Uselessness as a design principle

It is surprising how far this first generation of artificial pets has been able to give convincing results without using almost any of the techniques developped in the fields of artificial intelligence and researchs on adaptive behavior. However, it is probable that in the long run, people might to get bored with this kind of artificial pets. Users will want their pet to learn more about their life so that they get the impression that they really share something with them. Object recognition and interaction with natural language will be some key issues in the development of an interesting relationship.

Several research projects are currently conducted in various labs to explore more interesting interactions with artificial pets. Robota is able to learn and imitate gestures. Kismet engages
in proto-conversation without semantic contents but in which a lot of non verbal features are present. At Sony CSL Paris, we are currently working on a system enabling the AIBO to learn how to interact with humans using real words. This research relies on previous works showing how agents could build categories and words from scratch to name simple objects. First experiments have been done showing how an enhanced AIBO could perform this task on top of its current autonomous behavior.

It is important for the design of learning artificial pets not to loose the features that have made the success of the more simple ones. That's why we argue for \textit{uselessness as a design principle}. The creature should always act as if driven by its own goals. However, an additionnal dynamics should ensure that the behavior of the pet is interesting for its owner. In commercially available artificial pets this is achieved through the induction of a responsability feeling. Other ways are possible.

It is not because an artificial creature does not perform a useful task that it can not be evaluated. Evaluation should be done on the basis of the subjective interest of the users with the pet. This can be measured in a very precise way using the time that the user is actually spending with the pet.

We believe that in addition of being a necessary feature for relationship emergence, taking uselessness as design principle should also encourage engineering progress.

1. Autonomy and functionality are often contradictory. Part of the research on autonomous behavior has been slowed down by the fact that autonomy was not so interesting from an engineering point of view. On the contrary, autonomy becomes a key issue for the building of free creatures.

2. In artificial intelligence, artificial vision and natural language processing, a large number of techniques,despite the fact that they give satisfactory results, do not meet a performance level suitable for industrial use.
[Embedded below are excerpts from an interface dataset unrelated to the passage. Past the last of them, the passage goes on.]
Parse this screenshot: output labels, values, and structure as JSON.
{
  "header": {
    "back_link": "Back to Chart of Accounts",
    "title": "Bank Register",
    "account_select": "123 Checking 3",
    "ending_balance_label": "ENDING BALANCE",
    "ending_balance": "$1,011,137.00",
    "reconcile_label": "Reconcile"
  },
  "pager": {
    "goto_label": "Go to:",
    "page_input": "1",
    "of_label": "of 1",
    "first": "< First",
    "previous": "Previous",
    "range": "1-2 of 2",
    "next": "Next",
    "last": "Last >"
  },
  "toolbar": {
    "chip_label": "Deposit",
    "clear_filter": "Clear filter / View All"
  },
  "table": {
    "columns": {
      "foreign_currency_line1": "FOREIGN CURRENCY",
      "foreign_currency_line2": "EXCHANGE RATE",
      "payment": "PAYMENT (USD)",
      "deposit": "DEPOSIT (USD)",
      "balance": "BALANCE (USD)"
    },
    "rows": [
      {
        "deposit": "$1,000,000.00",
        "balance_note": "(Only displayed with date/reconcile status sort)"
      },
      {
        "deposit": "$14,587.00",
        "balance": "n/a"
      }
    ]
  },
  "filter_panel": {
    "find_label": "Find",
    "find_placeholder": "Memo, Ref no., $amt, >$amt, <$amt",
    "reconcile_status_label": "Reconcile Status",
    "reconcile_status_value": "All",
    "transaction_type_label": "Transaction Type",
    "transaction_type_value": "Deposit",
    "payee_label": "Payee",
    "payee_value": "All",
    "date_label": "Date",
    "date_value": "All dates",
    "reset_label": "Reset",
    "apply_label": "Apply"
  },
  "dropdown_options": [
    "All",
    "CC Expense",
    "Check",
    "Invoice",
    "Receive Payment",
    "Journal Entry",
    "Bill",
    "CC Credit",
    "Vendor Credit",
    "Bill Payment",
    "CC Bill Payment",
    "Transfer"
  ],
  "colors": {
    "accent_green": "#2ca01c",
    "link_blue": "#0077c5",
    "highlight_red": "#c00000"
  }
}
As the evaluation of entertainment pets should not be based on
functional criteria, some of these techniques can be applied. Their performance level should improve in the process and open for other uses in the future.

For all these reasons, we believe that second generation artifical pets should still be built on the principles that have made the success of the first ones : be designed as free `not functional'
creatures.

 uselessnes ...